WHAT YOU WILL DO:
Extract all lines that hold "Icon" from the records below.

***** SUPPLIED ENTRIES

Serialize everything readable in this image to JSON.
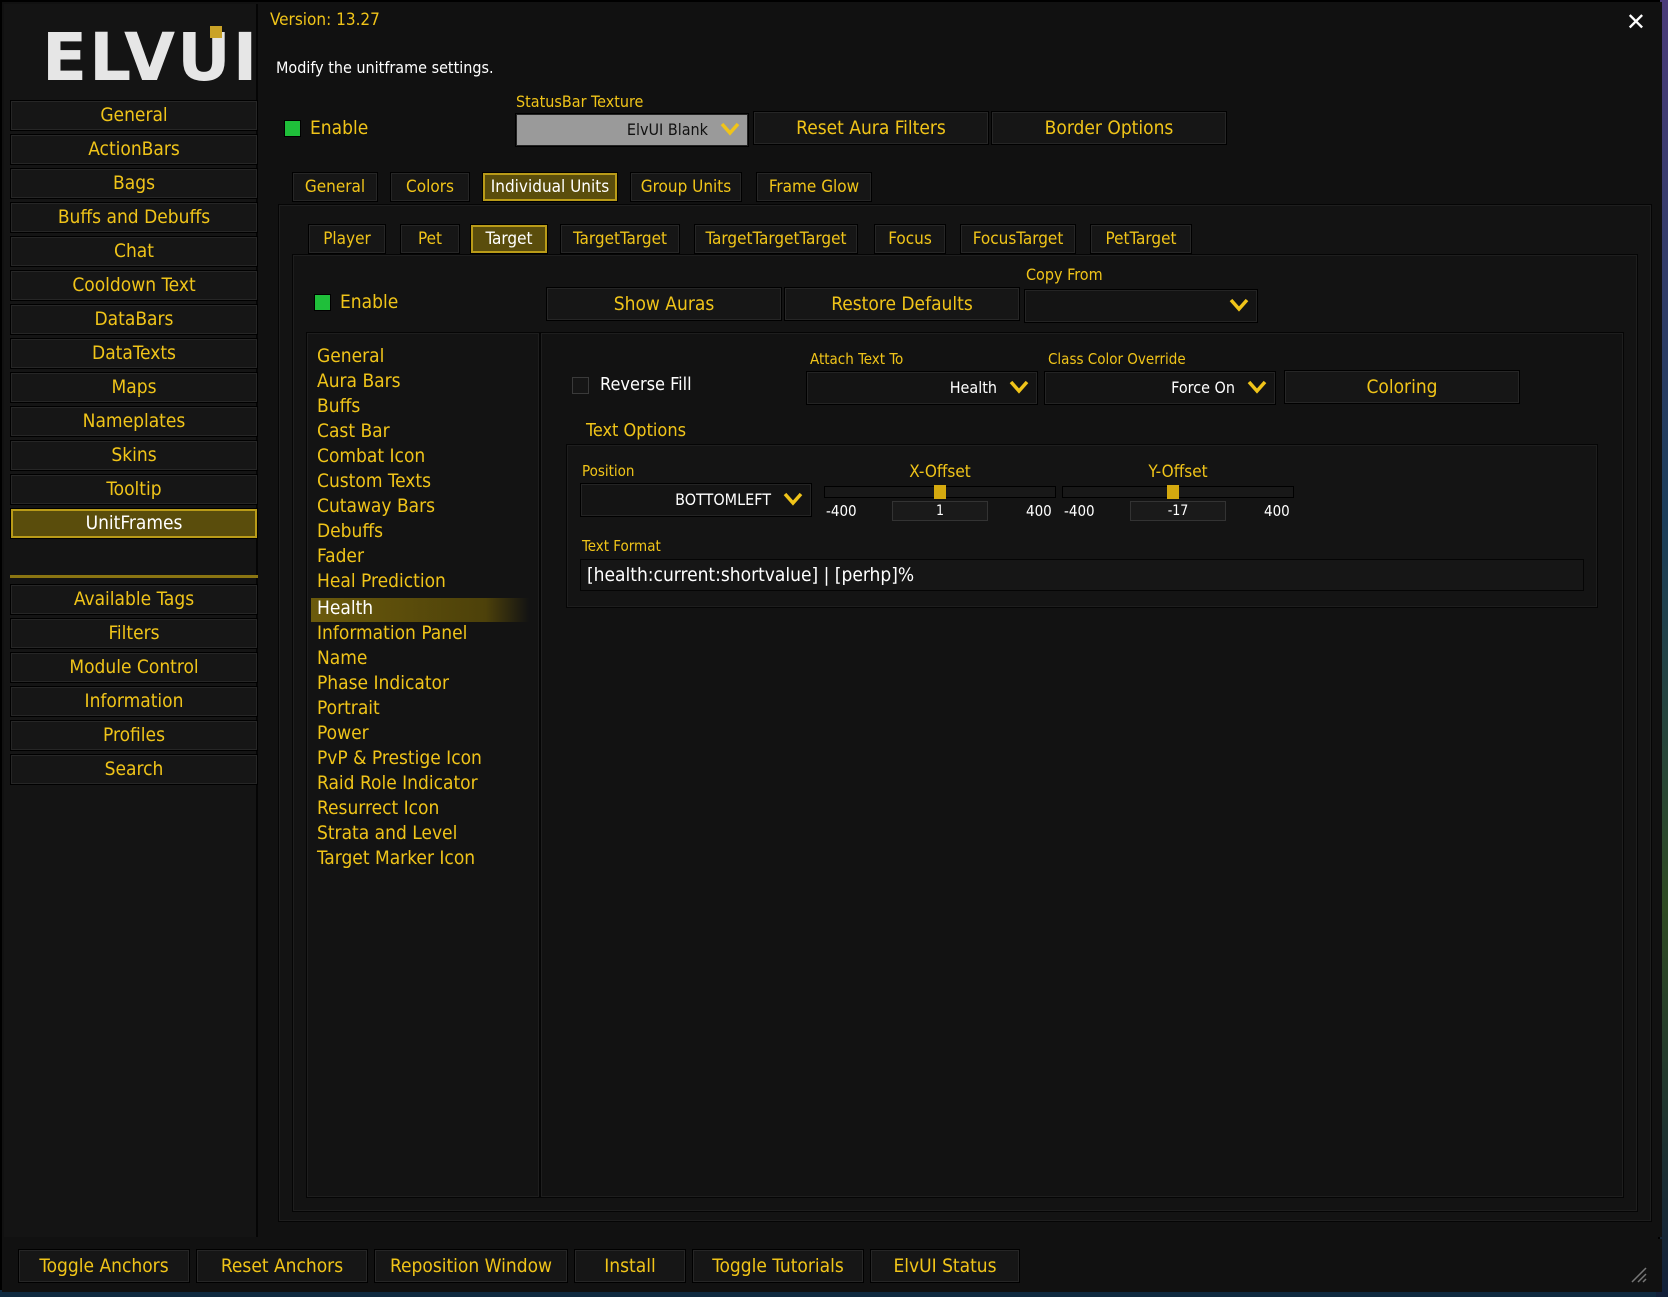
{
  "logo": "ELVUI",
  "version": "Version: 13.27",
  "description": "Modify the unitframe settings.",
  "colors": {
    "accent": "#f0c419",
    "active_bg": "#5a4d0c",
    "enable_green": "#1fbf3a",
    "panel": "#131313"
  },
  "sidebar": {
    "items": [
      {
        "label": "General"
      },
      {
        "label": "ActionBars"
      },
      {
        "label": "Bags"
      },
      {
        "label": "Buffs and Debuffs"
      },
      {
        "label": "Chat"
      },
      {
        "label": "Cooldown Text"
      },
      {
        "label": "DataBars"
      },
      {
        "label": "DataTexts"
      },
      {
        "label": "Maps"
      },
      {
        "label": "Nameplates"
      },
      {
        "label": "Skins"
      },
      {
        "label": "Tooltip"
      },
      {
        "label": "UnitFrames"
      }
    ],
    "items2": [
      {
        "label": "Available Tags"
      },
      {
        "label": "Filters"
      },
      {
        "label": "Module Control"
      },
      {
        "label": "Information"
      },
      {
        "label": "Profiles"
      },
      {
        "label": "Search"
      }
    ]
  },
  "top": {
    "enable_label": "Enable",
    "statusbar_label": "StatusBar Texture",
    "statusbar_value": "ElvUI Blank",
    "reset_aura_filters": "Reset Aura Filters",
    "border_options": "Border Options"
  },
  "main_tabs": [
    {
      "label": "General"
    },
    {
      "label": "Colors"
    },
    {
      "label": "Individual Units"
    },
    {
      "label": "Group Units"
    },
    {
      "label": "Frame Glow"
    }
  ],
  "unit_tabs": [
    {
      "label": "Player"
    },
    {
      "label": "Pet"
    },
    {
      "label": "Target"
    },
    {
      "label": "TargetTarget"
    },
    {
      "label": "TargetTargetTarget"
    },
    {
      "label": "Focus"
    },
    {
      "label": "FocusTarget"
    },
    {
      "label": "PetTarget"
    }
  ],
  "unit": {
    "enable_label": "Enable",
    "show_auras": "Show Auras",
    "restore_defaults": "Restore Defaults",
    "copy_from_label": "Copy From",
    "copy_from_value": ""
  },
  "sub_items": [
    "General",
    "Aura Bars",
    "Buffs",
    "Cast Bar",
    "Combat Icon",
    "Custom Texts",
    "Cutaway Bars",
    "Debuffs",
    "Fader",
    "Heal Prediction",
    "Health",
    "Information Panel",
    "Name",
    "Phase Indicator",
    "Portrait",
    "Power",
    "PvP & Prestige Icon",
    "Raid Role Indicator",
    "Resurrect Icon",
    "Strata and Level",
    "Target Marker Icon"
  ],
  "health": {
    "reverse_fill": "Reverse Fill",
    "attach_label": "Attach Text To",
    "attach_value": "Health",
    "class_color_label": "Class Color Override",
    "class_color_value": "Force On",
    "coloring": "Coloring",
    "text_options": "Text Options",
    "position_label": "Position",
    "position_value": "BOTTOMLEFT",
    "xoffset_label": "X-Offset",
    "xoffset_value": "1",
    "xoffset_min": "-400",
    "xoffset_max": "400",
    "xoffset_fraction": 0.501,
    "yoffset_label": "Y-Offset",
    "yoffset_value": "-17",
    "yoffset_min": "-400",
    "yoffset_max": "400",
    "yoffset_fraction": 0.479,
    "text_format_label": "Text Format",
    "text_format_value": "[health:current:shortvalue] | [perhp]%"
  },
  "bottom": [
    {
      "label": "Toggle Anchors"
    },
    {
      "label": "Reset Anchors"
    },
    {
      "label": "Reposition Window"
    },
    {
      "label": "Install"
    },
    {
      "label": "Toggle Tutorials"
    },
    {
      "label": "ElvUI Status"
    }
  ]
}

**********

OUTPUT BELOW:
    "Combat Icon",
    "PvP & Prestige Icon",
    "Resurrect Icon",
    "Target Marker Icon"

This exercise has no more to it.